Building an audience in the Periscope era
When I want to find a movie to watch, I usually search Netflix or iTunes or sometimes I might thumb through the pages on Amazon Prime.
But whatever I do, there will likely be a recommendation engine running in the background racking up clock-cycles as it sorts through a content catalogue trying to work out what choices to offer me.
The sequence of events is simple: I express a requirement (to watch a movie); the system attempts to fulfil requirement (selects a list of movies I might like); I choose one to watch (or not)
I like to summarise this approach as “User goes in search of something to watch”
It works great when the range of available content is fairly static. New movies get added occasionally and others drop off through expiring rights windows — but otherwise nothing much changes.
The system is perfectly happy just sitting there waiting for users to send it requests to find something good to watch.
However, the situation is somewhat different (and more problematic) with live user generated content on platforms such as Periscope and Meerkat.
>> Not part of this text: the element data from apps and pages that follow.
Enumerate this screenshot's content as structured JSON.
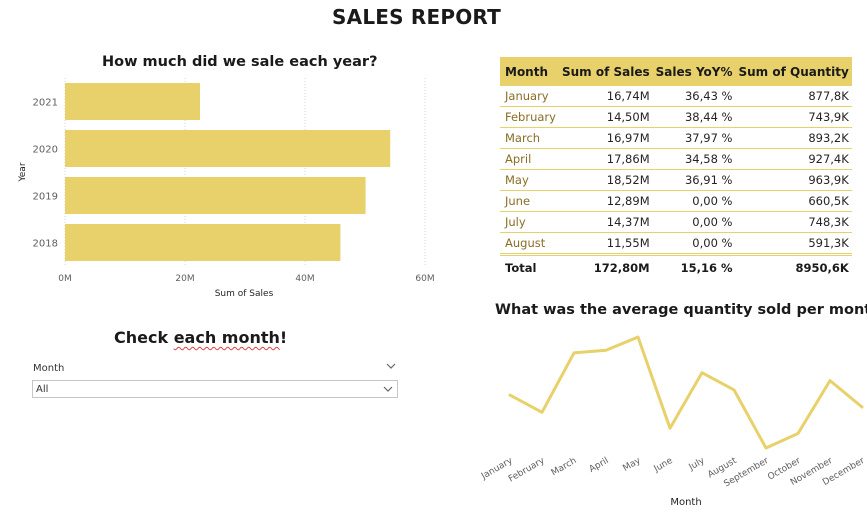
{
  "report": {
    "title": "SALES REPORT"
  },
  "bar_visual": {
    "title": "How much did we sale each year?"
  },
  "slicer": {
    "title_lead": "Check ",
    "title_squiggle": "each month",
    "title_tail": "!",
    "label": "Month",
    "selected": "All"
  },
  "line_visual": {
    "title": "What was the average quantity sold per month?"
  },
  "matrix": {
    "headers": [
      "Month",
      "Sum of Sales",
      "Sales YoY%",
      "Sum of Quantity"
    ],
    "rows": [
      [
        "January",
        "16,74M",
        "36,43 %",
        "877,8K"
      ],
      [
        "February",
        "14,50M",
        "38,44 %",
        "743,9K"
      ],
      [
        "March",
        "16,97M",
        "37,97 %",
        "893,2K"
      ],
      [
        "April",
        "17,86M",
        "34,58 %",
        "927,4K"
      ],
      [
        "May",
        "18,52M",
        "36,91 %",
        "963,9K"
      ],
      [
        "June",
        "12,89M",
        "0,00 %",
        "660,5K"
      ],
      [
        "July",
        "14,37M",
        "0,00 %",
        "748,3K"
      ],
      [
        "August",
        "11,55M",
        "0,00 %",
        "591,3K"
      ]
    ],
    "total": [
      "Total",
      "172,80M",
      "15,16 %",
      "8950,6K"
    ]
  },
  "chart_data": [
    {
      "type": "bar",
      "orientation": "horizontal",
      "categories": [
        "2021",
        "2020",
        "2019",
        "2018"
      ],
      "values": [
        22.5,
        54.2,
        50.1,
        45.9
      ],
      "xlabel": "Sum of Sales",
      "ylabel": "Year",
      "xticks": [
        "0M",
        "20M",
        "40M",
        "60M"
      ],
      "xlim": [
        0,
        60
      ],
      "grid": true,
      "color": "#e8d16b"
    },
    {
      "type": "line",
      "x": [
        "January",
        "February",
        "March",
        "April",
        "May",
        "June",
        "July",
        "August",
        "September",
        "October",
        "November",
        "December"
      ],
      "y": [
        35.7,
        34.4,
        38.9,
        39.1,
        40.1,
        33.2,
        37.4,
        36.1,
        31.7,
        32.8,
        36.8,
        34.8
      ],
      "xlabel": "Month",
      "ylabel": "",
      "grid": false,
      "color": "#e8d16b"
    }
  ],
  "colors": {
    "accent": "#e8d16b",
    "month_text": "#8a6d24"
  },
  "icons": {
    "slicer_chevron": "chevron-down-icon"
  }
}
Here, the fleeting nature of live content means that the audience for a clip consists of those users who happened to be looking for something like it the moment the stream started up.
Relying on the coincidence of interested users finding interesting content to build an audience for your live content is as good (or bad) as leaving it to chance and hope.
While live UGC is often casual and off the cuff, this spontaneity can make it feel truly genuine, highly personal and potentially valuable. But clearly, getting this content in front of the people who will appreciate it most is not something a traditional recommendation system or blind luck can really accomplish.
A different approach is required.
The “pull” method described earlier worked well in those circumstances because the range of content available was only lightly dependent on the time at which the request for recommendations was made.
With live content, the opposite is true: what’s available to watch is highly dependent on time. This suggests a “push” method might be a more valuable solution.
Consequently, I like to summarise this approach as “Content goes in search of an audience to watch it”
Whenever a hopeful user sparks up a new stream and begins to broadcast it to the world, it is important to start accumulating intelligence about it. The more detailed the better.
What’s being filmed?
Who’s in the frame?
What music’s in the background?
Where’s the action taking place?
What are people saying?
…you get the idea
This data can be used to match potential viewers with the subject matter based on viewing histories and social graphs. High quality matches should then trigger the despatch of notifications and the arrival of engaged viewers.
Facebook use a similar approach — if someone you follow starts streaming through their platform you receive an alert to go and watch.
However, this limits discoverability to those sources of content you already know you like. Once you’re there and watching, the experience is flawless but the value of any recommendation system that operates purely within this domain of known preferences is consequently constrained.
Better is the careful compilation of real-time stream metadata that will allow truly insightful and unexpected connections to be made between the familiar and the unknown.
In this way each and every new creator will be able to draw the ideal audience for each fresh piece of content they produce.